(Beginning of Task data)

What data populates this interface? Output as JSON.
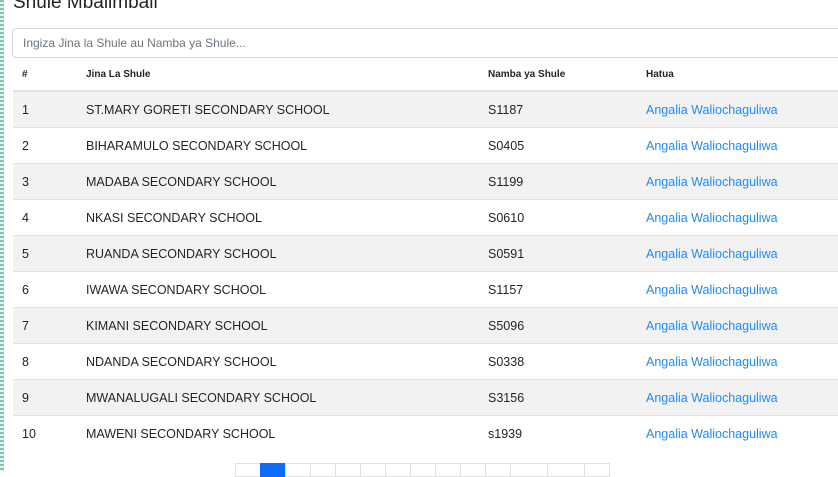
{
  "page": {
    "title": "Shule Mbalimbali"
  },
  "search": {
    "placeholder": "Ingiza Jina la Shule au Namba ya Shule..."
  },
  "table": {
    "headers": [
      "#",
      "Jina La Shule",
      "Namba ya Shule",
      "Hatua"
    ],
    "rows": [
      {
        "num": "1",
        "name": "ST.MARY GORETI SECONDARY SCHOOL",
        "code": "S1187",
        "action": "Angalia Waliochaguliwa"
      },
      {
        "num": "2",
        "name": "BIHARAMULO SECONDARY SCHOOL",
        "code": "S0405",
        "action": "Angalia Waliochaguliwa"
      },
      {
        "num": "3",
        "name": "MADABA SECONDARY SCHOOL",
        "code": "S1199",
        "action": "Angalia Waliochaguliwa"
      },
      {
        "num": "4",
        "name": "NKASI SECONDARY SCHOOL",
        "code": "S0610",
        "action": "Angalia Waliochaguliwa"
      },
      {
        "num": "5",
        "name": "RUANDA SECONDARY SCHOOL",
        "code": "S0591",
        "action": "Angalia Waliochaguliwa"
      },
      {
        "num": "6",
        "name": "IWAWA SECONDARY SCHOOL",
        "code": "S1157",
        "action": "Angalia Waliochaguliwa"
      },
      {
        "num": "7",
        "name": "KIMANI SECONDARY SCHOOL",
        "code": "S5096",
        "action": "Angalia Waliochaguliwa"
      },
      {
        "num": "8",
        "name": "NDANDA SECONDARY SCHOOL",
        "code": "S0338",
        "action": "Angalia Waliochaguliwa"
      },
      {
        "num": "9",
        "name": "MWANALUGALI SECONDARY SCHOOL",
        "code": "S3156",
        "action": "Angalia Waliochaguliwa"
      },
      {
        "num": "10",
        "name": "MAWENI SECONDARY SCHOOL",
        "code": "s1939",
        "action": "Angalia Waliochaguliwa"
      }
    ]
  },
  "colors": {
    "link": "#1a8cff",
    "stripe": "#f2f2f2",
    "active_page": "#0d6efd"
  }
}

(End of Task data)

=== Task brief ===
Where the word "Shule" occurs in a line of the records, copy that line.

=== Written solution ===
    "title": "Shule Mbalimbali"
    "placeholder": "Ingiza Jina la Shule au Namba ya Shule..."
      "Jina La Shule",
      "Namba ya Shule",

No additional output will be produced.